TASK BRIEF
Return all the lines below exactly as written. Drop every picture.

Stored entries
*** Block opens ***

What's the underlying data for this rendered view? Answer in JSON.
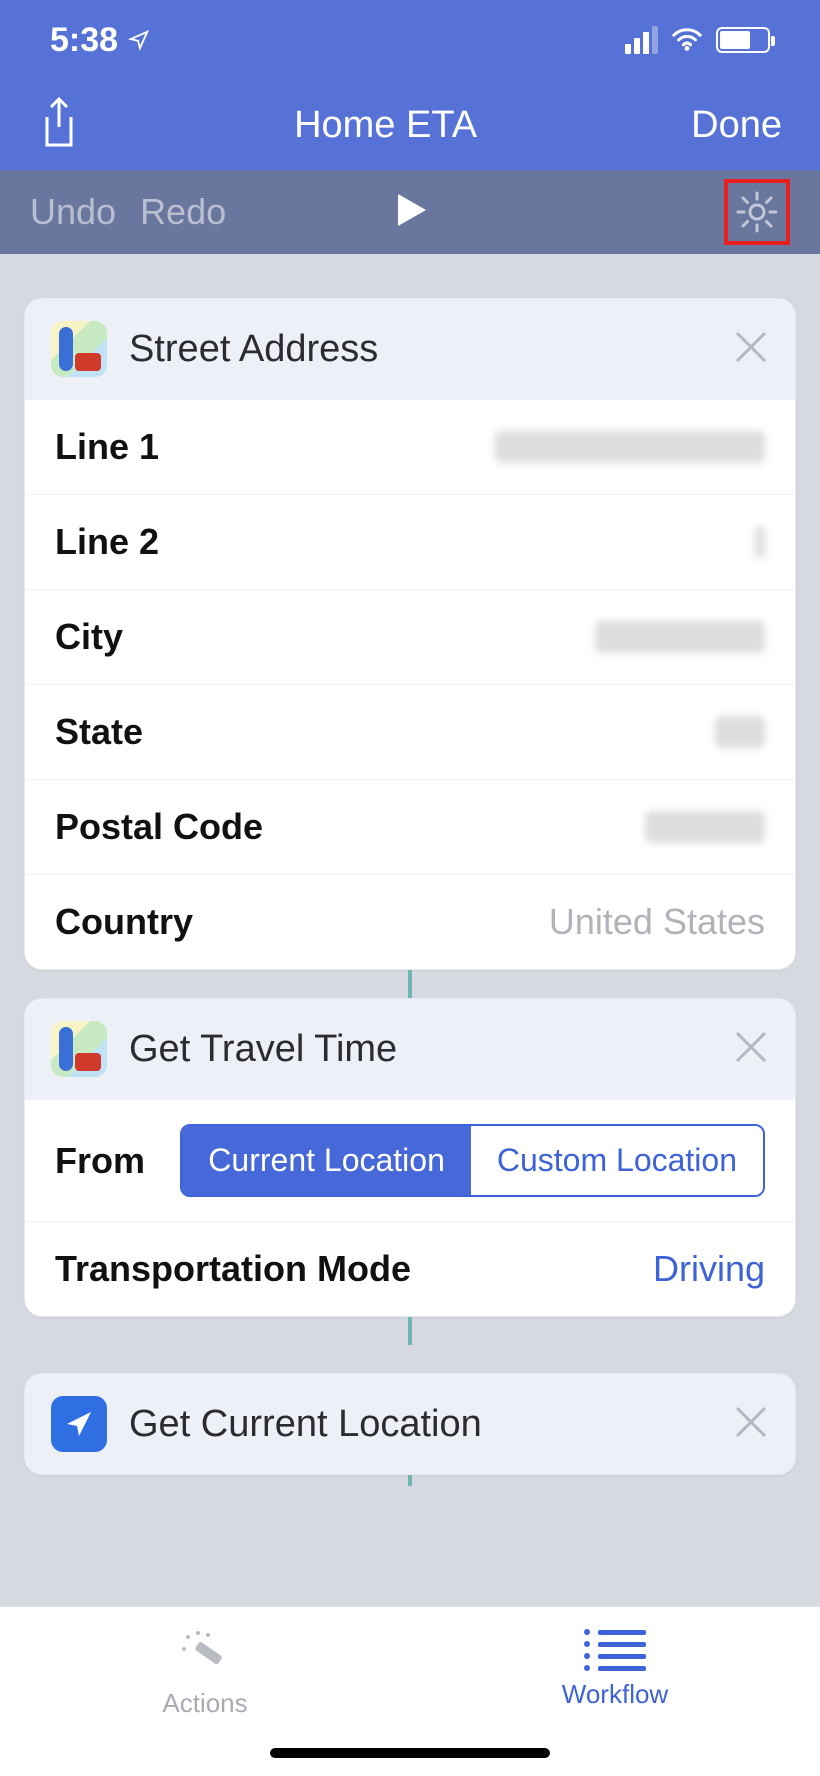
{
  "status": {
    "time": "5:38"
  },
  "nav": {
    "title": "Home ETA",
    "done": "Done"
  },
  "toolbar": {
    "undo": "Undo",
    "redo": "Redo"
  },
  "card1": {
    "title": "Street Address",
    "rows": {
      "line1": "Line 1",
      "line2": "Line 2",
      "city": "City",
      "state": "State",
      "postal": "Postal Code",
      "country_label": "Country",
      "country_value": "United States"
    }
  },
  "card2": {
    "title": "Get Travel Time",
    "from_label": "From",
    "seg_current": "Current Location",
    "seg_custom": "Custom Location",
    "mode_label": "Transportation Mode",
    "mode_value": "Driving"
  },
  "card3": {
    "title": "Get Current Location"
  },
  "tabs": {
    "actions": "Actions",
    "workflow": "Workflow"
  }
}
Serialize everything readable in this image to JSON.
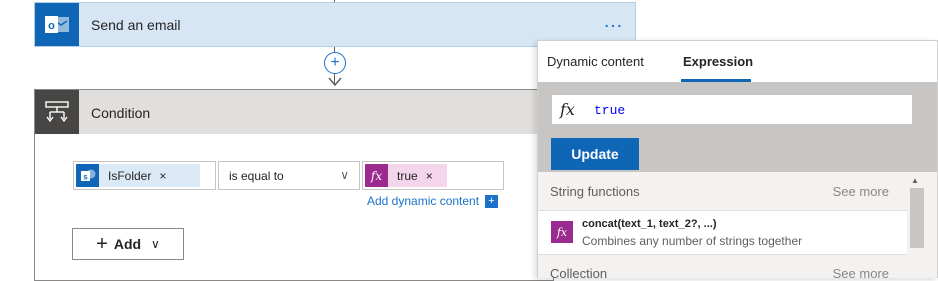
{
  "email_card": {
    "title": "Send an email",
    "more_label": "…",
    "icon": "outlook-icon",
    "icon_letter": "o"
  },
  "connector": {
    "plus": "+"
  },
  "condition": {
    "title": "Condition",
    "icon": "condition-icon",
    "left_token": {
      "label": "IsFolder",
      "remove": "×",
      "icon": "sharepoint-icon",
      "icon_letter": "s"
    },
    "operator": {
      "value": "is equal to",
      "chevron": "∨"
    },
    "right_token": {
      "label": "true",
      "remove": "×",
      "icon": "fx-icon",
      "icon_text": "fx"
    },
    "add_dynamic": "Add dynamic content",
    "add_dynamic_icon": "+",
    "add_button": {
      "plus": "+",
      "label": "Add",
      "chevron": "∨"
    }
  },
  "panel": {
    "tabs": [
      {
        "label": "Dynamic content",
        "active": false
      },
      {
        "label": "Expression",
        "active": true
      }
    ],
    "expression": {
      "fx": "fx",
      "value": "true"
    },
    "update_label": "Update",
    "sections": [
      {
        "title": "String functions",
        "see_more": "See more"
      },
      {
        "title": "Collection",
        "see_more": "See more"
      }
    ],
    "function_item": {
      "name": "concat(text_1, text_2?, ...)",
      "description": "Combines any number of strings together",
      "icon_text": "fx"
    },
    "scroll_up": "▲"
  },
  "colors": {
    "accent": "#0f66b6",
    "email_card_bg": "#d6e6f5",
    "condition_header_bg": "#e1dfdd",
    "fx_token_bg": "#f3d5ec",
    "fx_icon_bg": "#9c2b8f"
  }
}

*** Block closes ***

RESPONSE BELOW
What's the underlying data for this rendered view? Answer in JSON.
{
  "status": {
    "time": "5:38"
  },
  "nav": {
    "title": "Home ETA",
    "done": "Done"
  },
  "toolbar": {
    "undo": "Undo",
    "redo": "Redo"
  },
  "card1": {
    "title": "Street Address",
    "rows": {
      "line1": "Line 1",
      "line2": "Line 2",
      "city": "City",
      "state": "State",
      "postal": "Postal Code",
      "country_label": "Country",
      "country_value": "United States"
    }
  },
  "card2": {
    "title": "Get Travel Time",
    "from_label": "From",
    "seg_current": "Current Location",
    "seg_custom": "Custom Location",
    "mode_label": "Transportation Mode",
    "mode_value": "Driving"
  },
  "card3": {
    "title": "Get Current Location"
  },
  "tabs": {
    "actions": "Actions",
    "workflow": "Workflow"
  }
}
Serialize everything readable in this image to JSON.
{
  "email_card": {
    "title": "Send an email",
    "more_label": "…",
    "icon": "outlook-icon",
    "icon_letter": "o"
  },
  "connector": {
    "plus": "+"
  },
  "condition": {
    "title": "Condition",
    "icon": "condition-icon",
    "left_token": {
      "label": "IsFolder",
      "remove": "×",
      "icon": "sharepoint-icon",
      "icon_letter": "s"
    },
    "operator": {
      "value": "is equal to",
      "chevron": "∨"
    },
    "right_token": {
      "label": "true",
      "remove": "×",
      "icon": "fx-icon",
      "icon_text": "fx"
    },
    "add_dynamic": "Add dynamic content",
    "add_dynamic_icon": "+",
    "add_button": {
      "plus": "+",
      "label": "Add",
      "chevron": "∨"
    }
  },
  "panel": {
    "tabs": [
      {
        "label": "Dynamic content",
        "active": false
      },
      {
        "label": "Expression",
        "active": true
      }
    ],
    "expression": {
      "fx": "fx",
      "value": "true"
    },
    "update_label": "Update",
    "sections": [
      {
        "title": "String functions",
        "see_more": "See more"
      },
      {
        "title": "Collection",
        "see_more": "See more"
      }
    ],
    "function_item": {
      "name": "concat(text_1, text_2?, ...)",
      "description": "Combines any number of strings together",
      "icon_text": "fx"
    },
    "scroll_up": "▲"
  },
  "colors": {
    "accent": "#0f66b6",
    "email_card_bg": "#d6e6f5",
    "condition_header_bg": "#e1dfdd",
    "fx_token_bg": "#f3d5ec",
    "fx_icon_bg": "#9c2b8f"
  }
}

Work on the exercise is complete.